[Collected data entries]

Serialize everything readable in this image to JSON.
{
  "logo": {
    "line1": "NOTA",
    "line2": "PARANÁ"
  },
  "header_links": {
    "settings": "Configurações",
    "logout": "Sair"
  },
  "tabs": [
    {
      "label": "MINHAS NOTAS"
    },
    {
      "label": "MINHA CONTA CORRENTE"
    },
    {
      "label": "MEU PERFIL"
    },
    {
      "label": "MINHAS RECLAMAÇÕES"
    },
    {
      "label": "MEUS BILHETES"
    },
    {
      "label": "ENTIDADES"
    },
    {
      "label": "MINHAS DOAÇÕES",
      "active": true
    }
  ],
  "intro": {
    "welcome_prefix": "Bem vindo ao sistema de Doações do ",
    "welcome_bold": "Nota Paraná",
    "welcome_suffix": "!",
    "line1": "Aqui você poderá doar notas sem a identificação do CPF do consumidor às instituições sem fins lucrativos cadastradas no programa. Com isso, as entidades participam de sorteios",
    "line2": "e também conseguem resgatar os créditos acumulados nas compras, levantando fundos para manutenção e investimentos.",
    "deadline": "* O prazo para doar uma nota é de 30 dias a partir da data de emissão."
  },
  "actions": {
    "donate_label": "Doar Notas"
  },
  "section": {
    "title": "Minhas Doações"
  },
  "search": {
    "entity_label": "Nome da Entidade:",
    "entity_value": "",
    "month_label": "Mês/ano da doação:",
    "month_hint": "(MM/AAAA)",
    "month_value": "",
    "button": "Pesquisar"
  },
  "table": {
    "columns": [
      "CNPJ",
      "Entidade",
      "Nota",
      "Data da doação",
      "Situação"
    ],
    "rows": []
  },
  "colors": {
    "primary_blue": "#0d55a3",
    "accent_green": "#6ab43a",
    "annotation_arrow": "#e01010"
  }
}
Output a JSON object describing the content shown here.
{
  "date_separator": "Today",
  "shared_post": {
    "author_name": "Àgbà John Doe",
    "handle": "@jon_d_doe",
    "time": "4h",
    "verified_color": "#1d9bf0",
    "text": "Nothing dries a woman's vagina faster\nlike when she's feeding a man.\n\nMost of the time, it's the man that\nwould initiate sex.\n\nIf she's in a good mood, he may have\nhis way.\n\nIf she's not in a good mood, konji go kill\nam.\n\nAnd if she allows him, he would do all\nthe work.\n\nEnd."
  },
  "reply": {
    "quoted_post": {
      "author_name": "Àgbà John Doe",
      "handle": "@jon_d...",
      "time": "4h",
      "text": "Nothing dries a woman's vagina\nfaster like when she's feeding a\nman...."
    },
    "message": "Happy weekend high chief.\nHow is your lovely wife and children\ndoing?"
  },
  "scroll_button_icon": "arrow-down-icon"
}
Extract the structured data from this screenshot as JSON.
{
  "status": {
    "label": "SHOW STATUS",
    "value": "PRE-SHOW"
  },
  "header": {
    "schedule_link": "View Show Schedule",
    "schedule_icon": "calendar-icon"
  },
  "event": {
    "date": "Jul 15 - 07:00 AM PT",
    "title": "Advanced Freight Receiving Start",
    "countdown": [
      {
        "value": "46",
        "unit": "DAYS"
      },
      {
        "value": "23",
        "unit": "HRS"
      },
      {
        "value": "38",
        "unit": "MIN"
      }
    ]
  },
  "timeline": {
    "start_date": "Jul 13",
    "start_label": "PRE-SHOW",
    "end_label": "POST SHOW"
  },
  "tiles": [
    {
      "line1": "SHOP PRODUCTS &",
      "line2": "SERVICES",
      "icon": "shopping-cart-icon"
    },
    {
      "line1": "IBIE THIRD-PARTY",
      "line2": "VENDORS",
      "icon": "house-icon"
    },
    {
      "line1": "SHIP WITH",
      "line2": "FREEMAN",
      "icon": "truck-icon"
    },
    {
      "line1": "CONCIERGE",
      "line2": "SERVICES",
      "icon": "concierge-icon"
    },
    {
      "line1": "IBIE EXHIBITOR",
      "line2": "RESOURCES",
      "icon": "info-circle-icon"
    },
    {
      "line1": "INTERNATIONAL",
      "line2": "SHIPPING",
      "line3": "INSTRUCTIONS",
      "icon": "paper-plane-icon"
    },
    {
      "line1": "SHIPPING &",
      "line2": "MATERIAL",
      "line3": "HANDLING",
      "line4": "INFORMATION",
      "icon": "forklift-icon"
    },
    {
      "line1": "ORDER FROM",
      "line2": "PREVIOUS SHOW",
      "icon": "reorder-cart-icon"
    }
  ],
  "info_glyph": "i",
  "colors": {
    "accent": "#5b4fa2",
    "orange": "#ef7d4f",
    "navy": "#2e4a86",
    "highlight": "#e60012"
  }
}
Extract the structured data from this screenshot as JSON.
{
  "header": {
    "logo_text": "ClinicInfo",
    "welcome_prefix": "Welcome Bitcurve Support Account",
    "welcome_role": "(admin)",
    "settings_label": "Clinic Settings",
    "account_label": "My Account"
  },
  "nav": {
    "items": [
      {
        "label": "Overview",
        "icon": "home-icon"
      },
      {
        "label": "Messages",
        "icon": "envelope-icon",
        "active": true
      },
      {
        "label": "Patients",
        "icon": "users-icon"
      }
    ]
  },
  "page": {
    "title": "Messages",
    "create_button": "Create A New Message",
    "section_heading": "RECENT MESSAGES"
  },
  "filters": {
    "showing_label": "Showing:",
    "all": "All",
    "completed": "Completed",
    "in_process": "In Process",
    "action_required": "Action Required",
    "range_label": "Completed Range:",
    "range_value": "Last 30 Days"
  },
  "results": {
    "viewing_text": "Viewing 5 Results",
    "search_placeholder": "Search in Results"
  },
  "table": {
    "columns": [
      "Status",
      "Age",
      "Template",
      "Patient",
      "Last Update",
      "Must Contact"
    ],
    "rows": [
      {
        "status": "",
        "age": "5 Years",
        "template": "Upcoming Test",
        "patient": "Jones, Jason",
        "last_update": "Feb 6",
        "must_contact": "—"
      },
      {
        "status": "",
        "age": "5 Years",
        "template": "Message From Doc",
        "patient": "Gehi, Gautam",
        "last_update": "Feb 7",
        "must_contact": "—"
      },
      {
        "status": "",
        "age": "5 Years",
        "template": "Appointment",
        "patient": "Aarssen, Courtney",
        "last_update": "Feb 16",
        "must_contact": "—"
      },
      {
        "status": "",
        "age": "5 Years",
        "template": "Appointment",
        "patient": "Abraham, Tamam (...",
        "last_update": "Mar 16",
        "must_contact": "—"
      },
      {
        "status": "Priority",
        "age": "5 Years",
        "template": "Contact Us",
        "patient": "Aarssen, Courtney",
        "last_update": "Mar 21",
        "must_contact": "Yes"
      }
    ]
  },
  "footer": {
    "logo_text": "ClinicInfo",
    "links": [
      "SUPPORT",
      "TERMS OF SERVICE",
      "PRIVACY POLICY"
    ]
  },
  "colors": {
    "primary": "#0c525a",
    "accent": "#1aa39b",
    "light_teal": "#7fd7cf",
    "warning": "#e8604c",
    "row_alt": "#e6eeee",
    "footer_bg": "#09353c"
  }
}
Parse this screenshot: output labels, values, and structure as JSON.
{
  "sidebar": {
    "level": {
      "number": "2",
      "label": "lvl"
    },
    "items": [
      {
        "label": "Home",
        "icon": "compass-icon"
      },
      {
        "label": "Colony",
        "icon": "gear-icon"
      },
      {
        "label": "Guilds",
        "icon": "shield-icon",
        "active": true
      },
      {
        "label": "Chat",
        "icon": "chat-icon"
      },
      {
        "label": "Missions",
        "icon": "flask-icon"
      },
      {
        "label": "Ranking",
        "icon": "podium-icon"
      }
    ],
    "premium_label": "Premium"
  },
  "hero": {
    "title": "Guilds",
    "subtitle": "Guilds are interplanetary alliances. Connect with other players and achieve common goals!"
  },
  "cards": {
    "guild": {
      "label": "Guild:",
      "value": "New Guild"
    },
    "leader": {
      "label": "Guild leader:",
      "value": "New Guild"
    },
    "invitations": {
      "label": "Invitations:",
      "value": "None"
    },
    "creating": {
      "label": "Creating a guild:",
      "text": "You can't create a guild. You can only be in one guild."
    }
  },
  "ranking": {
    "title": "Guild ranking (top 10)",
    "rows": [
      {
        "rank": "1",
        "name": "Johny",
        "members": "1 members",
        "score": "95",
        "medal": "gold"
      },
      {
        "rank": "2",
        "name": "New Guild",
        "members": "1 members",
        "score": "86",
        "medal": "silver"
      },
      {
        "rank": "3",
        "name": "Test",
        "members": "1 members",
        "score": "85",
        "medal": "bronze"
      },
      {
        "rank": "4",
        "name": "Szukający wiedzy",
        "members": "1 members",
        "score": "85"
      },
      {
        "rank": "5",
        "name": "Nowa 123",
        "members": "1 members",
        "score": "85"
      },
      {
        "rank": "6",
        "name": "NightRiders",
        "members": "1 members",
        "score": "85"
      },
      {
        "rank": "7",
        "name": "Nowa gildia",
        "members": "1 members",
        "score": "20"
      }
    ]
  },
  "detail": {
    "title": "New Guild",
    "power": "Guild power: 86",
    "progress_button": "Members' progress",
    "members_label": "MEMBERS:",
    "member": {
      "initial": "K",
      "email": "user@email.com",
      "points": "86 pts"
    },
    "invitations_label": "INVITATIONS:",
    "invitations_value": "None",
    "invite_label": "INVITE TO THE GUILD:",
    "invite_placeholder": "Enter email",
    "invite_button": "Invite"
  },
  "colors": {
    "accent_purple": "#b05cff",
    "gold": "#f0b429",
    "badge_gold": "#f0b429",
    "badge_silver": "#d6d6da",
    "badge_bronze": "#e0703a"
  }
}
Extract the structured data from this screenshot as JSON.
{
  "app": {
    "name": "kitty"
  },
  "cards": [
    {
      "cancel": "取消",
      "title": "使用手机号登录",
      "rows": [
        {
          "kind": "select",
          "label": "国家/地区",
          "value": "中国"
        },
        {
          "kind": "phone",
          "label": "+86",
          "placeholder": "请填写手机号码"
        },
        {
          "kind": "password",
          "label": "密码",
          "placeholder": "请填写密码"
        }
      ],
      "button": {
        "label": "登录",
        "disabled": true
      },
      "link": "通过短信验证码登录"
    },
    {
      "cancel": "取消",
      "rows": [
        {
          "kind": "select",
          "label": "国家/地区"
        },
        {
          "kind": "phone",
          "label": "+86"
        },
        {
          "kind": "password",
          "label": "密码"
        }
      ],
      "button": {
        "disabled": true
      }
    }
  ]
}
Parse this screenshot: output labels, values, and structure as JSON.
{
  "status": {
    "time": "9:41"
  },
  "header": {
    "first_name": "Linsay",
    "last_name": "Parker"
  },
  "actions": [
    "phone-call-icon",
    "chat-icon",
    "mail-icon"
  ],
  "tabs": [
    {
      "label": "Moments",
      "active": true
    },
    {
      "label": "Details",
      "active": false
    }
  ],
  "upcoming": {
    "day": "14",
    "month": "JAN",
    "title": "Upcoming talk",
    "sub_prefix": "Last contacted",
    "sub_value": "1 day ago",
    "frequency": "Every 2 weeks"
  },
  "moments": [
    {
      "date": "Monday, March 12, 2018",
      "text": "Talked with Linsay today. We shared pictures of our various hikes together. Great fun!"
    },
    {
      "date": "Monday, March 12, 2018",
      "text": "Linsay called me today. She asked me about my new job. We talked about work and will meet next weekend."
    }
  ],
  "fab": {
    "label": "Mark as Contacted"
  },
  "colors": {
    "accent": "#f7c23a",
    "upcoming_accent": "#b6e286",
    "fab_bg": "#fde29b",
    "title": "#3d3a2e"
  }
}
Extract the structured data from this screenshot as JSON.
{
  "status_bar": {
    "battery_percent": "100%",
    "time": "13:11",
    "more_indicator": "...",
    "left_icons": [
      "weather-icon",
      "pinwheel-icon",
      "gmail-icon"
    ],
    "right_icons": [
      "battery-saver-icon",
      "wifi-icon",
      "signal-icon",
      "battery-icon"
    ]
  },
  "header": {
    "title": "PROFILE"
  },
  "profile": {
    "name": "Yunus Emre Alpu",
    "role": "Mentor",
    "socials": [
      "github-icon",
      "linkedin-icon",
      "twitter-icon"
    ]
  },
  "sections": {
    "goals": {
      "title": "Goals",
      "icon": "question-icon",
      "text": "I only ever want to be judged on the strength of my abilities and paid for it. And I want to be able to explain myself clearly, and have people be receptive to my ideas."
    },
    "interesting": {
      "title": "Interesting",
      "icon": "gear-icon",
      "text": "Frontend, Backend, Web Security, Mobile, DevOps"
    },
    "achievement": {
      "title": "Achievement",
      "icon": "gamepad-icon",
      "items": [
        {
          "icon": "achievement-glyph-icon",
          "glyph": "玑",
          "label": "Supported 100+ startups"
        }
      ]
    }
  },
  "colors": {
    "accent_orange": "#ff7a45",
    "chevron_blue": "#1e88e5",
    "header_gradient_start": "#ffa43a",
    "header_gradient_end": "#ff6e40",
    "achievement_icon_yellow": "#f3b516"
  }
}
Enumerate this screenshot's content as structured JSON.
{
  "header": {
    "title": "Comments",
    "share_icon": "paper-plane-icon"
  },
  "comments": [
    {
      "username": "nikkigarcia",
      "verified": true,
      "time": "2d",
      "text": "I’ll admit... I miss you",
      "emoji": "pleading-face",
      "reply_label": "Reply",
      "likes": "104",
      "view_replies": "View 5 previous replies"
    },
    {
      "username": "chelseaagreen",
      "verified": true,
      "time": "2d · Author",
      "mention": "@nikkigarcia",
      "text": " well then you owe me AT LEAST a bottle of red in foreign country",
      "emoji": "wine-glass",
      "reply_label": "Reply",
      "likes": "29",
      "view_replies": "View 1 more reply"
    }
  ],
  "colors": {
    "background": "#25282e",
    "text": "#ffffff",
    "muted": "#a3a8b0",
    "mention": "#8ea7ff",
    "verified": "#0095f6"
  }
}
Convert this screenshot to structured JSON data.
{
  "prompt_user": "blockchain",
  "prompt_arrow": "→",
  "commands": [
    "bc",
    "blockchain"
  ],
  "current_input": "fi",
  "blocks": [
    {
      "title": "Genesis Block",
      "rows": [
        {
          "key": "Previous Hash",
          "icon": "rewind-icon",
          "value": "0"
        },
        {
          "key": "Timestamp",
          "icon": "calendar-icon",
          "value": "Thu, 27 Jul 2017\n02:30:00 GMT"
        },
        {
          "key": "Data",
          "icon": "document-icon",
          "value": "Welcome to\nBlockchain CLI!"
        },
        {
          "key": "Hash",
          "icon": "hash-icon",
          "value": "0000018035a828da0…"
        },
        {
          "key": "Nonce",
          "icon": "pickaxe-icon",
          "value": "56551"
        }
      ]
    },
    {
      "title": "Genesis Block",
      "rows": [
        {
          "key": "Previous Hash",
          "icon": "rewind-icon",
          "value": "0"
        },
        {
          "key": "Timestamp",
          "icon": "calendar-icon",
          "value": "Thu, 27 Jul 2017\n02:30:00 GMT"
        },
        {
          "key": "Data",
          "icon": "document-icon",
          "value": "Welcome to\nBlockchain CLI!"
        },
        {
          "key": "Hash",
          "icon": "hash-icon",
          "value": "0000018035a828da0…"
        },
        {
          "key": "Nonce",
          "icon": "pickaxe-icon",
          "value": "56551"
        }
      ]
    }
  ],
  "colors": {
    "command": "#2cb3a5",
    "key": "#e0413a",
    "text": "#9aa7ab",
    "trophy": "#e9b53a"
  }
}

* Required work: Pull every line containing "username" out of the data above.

* Solution for this exercise:
      "username": "nikkigarcia",
      "username": "chelseaagreen",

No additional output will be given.